## What you should do
For every line in the entries that contains "Hyperlink", show the whole line.

## Exercise materials
******************************

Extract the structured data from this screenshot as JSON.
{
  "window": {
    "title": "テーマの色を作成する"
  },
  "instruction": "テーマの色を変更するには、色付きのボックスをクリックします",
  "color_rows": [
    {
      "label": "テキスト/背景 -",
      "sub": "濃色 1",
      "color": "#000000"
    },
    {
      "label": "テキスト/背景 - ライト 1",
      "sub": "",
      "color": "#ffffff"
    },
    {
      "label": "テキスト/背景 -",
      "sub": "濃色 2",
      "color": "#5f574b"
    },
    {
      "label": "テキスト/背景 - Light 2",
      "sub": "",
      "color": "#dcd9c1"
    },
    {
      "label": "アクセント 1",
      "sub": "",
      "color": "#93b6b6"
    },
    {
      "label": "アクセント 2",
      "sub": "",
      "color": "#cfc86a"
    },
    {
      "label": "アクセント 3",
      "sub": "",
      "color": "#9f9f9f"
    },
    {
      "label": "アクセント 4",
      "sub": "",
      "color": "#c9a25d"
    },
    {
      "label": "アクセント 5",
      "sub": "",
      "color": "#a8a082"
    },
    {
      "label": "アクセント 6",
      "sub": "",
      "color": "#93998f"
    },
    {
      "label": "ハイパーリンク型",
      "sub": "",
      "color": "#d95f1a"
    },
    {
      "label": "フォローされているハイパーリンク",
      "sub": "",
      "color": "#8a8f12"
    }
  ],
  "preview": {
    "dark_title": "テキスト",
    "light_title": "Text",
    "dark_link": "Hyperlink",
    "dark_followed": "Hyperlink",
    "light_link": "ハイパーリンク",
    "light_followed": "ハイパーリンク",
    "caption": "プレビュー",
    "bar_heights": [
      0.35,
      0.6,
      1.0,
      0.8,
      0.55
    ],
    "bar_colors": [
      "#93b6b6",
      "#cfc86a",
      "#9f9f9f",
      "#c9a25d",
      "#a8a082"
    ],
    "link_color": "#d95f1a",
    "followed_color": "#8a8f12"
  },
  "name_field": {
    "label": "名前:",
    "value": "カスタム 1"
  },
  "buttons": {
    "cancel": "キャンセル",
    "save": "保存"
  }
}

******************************

## Output for this exercise
    "dark_link": "Hyperlink",
    "dark_followed": "Hyperlink",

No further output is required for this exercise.